Data types are one of those things that you don’t tend to care about until you get an error or some unexpected results. It is also one of the first things you should check once you load a new data into pandas for further analysis.

Chris Moffit

In this short tutorial, Chris shows how to the pandasdtypes map to the numpy and base Python data types.

Moreover, Chris demonstrates how to handle and convert data types so you can speed up your data analysis. Both using custom functions and anonymous lambda functions.

A very handy guide indeed, after which you will be able to read in your datasets into Python in the right format from the get-go!

Jonas’ original blog uses R programming to visually show how the tests work, what the linear models look like, and how different approaches result in the same statistics.

Kevin Markham shares his tips and tricks for the most common data handling tasks on twitter. He compiled the top 100 in this one amazing overview page. Find the hyperlinks to specific sections below!

In this great tutorial for PyCon 2020, Eric Ma proposes a very simple framework for machine learning, consisting of only three elements:

Model

Loss function

Optimizer

By adjusting the three elements in this simple framework, you can build any type of machine learning program.

In the tutorial, Eric shows you how to implement this same framework in Python (using jax) and implement linear regression, logistic regression, and artificial neural networks all in the same way (using gradient descent).

I can’t even begin to explain it as well as Eric does himself, so I highly recommend you watch and code along with the Youtube tutorial (~1 hour):
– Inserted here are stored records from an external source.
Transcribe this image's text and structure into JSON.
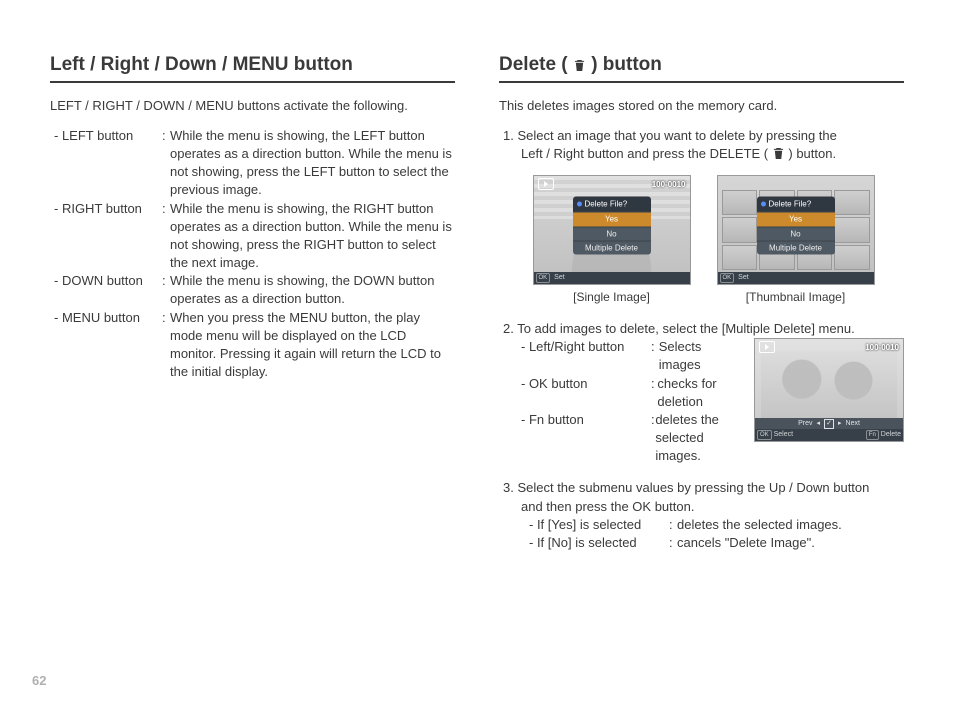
{
  "pageNumber": "62",
  "left": {
    "heading": "Left / Right / Down / MENU button",
    "intro": "LEFT / RIGHT / DOWN / MENU buttons activate the following.",
    "items": [
      {
        "label": "- LEFT button",
        "sep": ":",
        "body": "While the menu is showing, the LEFT button operates as a direction button. While the menu is not showing, press the LEFT button to select the previous image."
      },
      {
        "label": "- RIGHT button",
        "sep": ":",
        "body": "While the menu is showing, the RIGHT button operates as a direction button. While the menu is not showing, press the RIGHT button to select the next image."
      },
      {
        "label": "- DOWN button",
        "sep": ":",
        "body": "While the menu is showing, the DOWN button operates as a direction button."
      },
      {
        "label": "- MENU button",
        "sep": ":",
        "body": "When you press the MENU button, the play mode menu will be displayed on the LCD monitor. Pressing it again will return the LCD to the initial display."
      }
    ]
  },
  "right": {
    "heading_pre": "Delete (",
    "heading_post": ") button",
    "intro": "This deletes images stored on the memory card.",
    "step1": {
      "line1": "1. Select an image that you want to delete by pressing the",
      "line2_pre": "Left / Right button and press the DELETE (",
      "line2_post": ") button."
    },
    "screens": {
      "counter": "100-0010",
      "dialog_title": "Delete File?",
      "opt_yes": "Yes",
      "opt_no": "No",
      "opt_multi": "Multiple Delete",
      "ok": "OK",
      "set": "Set",
      "fn": "Fn",
      "select": "Select",
      "delete": "Delete",
      "prev": "Prev",
      "next": "Next",
      "left_arrow": "◂",
      "right_arrow": "▸",
      "check": "✓",
      "caption_single": "[Single Image]",
      "caption_thumb": "[Thumbnail Image]"
    },
    "step2": {
      "lead": "2. To add images to delete, select the [Multiple Delete] menu.",
      "subs": [
        {
          "l": "- Left/Right button",
          "s": ":",
          "b": "Selects images"
        },
        {
          "l": "- OK button",
          "s": ":",
          "b": "checks for deletion"
        },
        {
          "l": "- Fn button",
          "s": ":",
          "b": "deletes the selected images."
        }
      ]
    },
    "step3": {
      "l1": "3. Select the submenu values by pressing the Up / Down button",
      "l2": "and then press the OK button.",
      "subs": [
        {
          "l": "- If [Yes] is selected",
          "s": ":",
          "b": "deletes the selected images."
        },
        {
          "l": "- If [No] is selected",
          "s": ":",
          "b": "cancels \"Delete Image\"."
        }
      ]
    }
  }
}
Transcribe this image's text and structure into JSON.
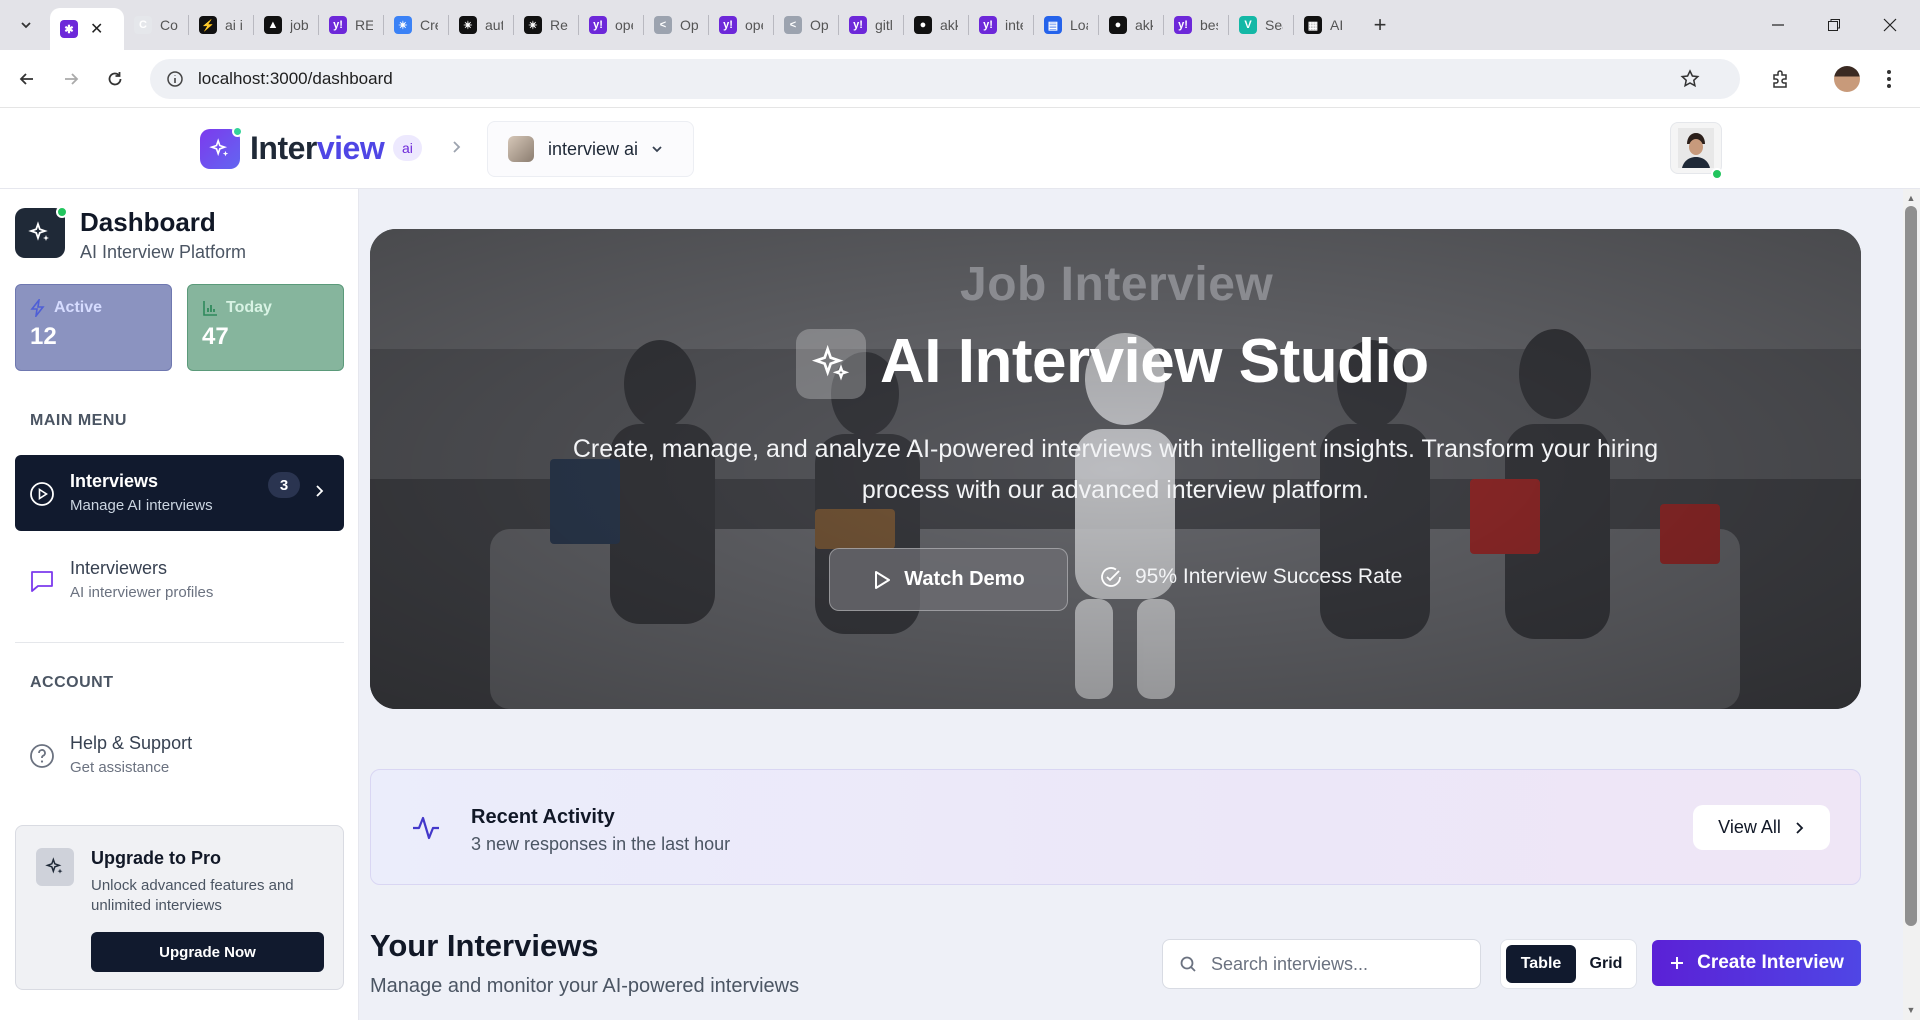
{
  "browser": {
    "tabs": [
      {
        "label": "",
        "color": "#6d28d9",
        "glyph": "✱",
        "active": true
      },
      {
        "label": "Cor",
        "color": "#e5e7eb",
        "glyph": "C"
      },
      {
        "label": "ai i",
        "color": "#111111",
        "glyph": "⚡"
      },
      {
        "label": "job",
        "color": "#111111",
        "glyph": "▲"
      },
      {
        "label": "RET",
        "color": "#6d28d9",
        "glyph": "y!"
      },
      {
        "label": "Cre",
        "color": "#3b82f6",
        "glyph": "✴"
      },
      {
        "label": "aut",
        "color": "#111111",
        "glyph": "✴"
      },
      {
        "label": "Ret",
        "color": "#111111",
        "glyph": "✴"
      },
      {
        "label": "ope",
        "color": "#6d28d9",
        "glyph": "y!"
      },
      {
        "label": "Op",
        "color": "#9ca3af",
        "glyph": "<"
      },
      {
        "label": "ope",
        "color": "#6d28d9",
        "glyph": "y!"
      },
      {
        "label": "Op",
        "color": "#9ca3af",
        "glyph": "<"
      },
      {
        "label": "gitl",
        "color": "#6d28d9",
        "glyph": "y!"
      },
      {
        "label": "akk",
        "color": "#111111",
        "glyph": "●"
      },
      {
        "label": "inte",
        "color": "#6d28d9",
        "glyph": "y!"
      },
      {
        "label": "Loa",
        "color": "#2563eb",
        "glyph": "▤"
      },
      {
        "label": "akk",
        "color": "#111111",
        "glyph": "●"
      },
      {
        "label": "bes",
        "color": "#6d28d9",
        "glyph": "y!"
      },
      {
        "label": "Sea",
        "color": "#14b8a6",
        "glyph": "V"
      },
      {
        "label": "AI I",
        "color": "#111111",
        "glyph": "▦"
      }
    ],
    "url": "localhost:3000/dashboard"
  },
  "header": {
    "logo_part1": "Inter",
    "logo_part2": "view",
    "logo_badge": "ai",
    "workspace_name": "interview ai"
  },
  "sidebar": {
    "title": "Dashboard",
    "subtitle": "AI Interview Platform",
    "stats": [
      {
        "label": "Active",
        "value": "12"
      },
      {
        "label": "Today",
        "value": "47"
      }
    ],
    "main_menu_label": "MAIN MENU",
    "nav": [
      {
        "title": "Interviews",
        "subtitle": "Manage AI interviews",
        "badge": "3"
      },
      {
        "title": "Interviewers",
        "subtitle": "AI interviewer profiles"
      }
    ],
    "account_label": "ACCOUNT",
    "help": {
      "title": "Help & Support",
      "subtitle": "Get assistance"
    },
    "upgrade": {
      "title": "Upgrade to Pro",
      "text": "Unlock advanced features and unlimited interviews",
      "button": "Upgrade Now"
    }
  },
  "hero": {
    "banner": "Job Interview",
    "title": "AI Interview Studio",
    "description": "Create, manage, and analyze AI-powered interviews with intelligent insights. Transform your hiring process with our advanced interview platform.",
    "watch_demo": "Watch Demo",
    "success_rate": "95% Interview Success Rate"
  },
  "activity": {
    "title": "Recent Activity",
    "subtitle": "3 new responses in the last hour",
    "view_all": "View All"
  },
  "interviews": {
    "title": "Your Interviews",
    "subtitle": "Manage and monitor your AI-powered interviews",
    "search_placeholder": "Search interviews...",
    "view_table": "Table",
    "view_grid": "Grid",
    "create_button": "Create Interview"
  },
  "colors": {
    "brand": "#4f46e5",
    "dark": "#111a2e",
    "online": "#22c55e"
  }
}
Have you ever wondered what goes on behind the scenes of a deep learning framework? Or what is going on behind that pre-trained model that you took from Kaggle? Then this tutorial is for you! In this tutorial, we will demystify the internals of deep learning frameworks – in the process equipping us with foundational knowledge that lets us understand what is going on when we train and fit a deep learning model. By learning the foundations without a deep learning framework as a pedagogical crutch, you will walk away with foundational knowledge that will give you the confidence to implement any model you want in any framework you choose.

A/B testing is a method of comparing two versions of some thing against each other to determine which is better. A/B tests are often mentioned in e-commerce contexts, where the things we are comparing are web pages.

Business leaders and data scientists alike face a difficult trade-off when running A/B tests: How big should the A/B test be? Or in other words, After collecting how many data points, or running for how many days, should we make a decision whether A or B is the best way to go?

This is a tradeoff because the sample size of an A/B test determines its statistical power. This statistical power, in simple terms, determines the probability of a A/B test showing an effect if there is actually really an effect. In general, the more data you collect, the higher the odds of you finding the real effect and making the right decision.

By default, researchers often aim for 80% power, with a 5% significance cutoff. But is this general guideline really optimal for the tradeoff between costs and benefits in your specific business context? Chris thinks not.

Chris said wrote a great three-piece blog in which he explains how you can mathematically determine the optimal duration of A/B-testing in your own company setting:

Part I: General Overview. Starts with a mostly non-technical overview and ends with a section called “Three lessons for practitioners”.

Part II: Expected lift. A more technical section that quantifies the benefits of experimentation as a function of sample size.

Part III: Aggregate time-discounted lift. A more technical section that quantifies the costs of experimentation as a function of sample size. It then combines costs and benefits into a closed-form expression that can be optimized. Ends with an FAQ.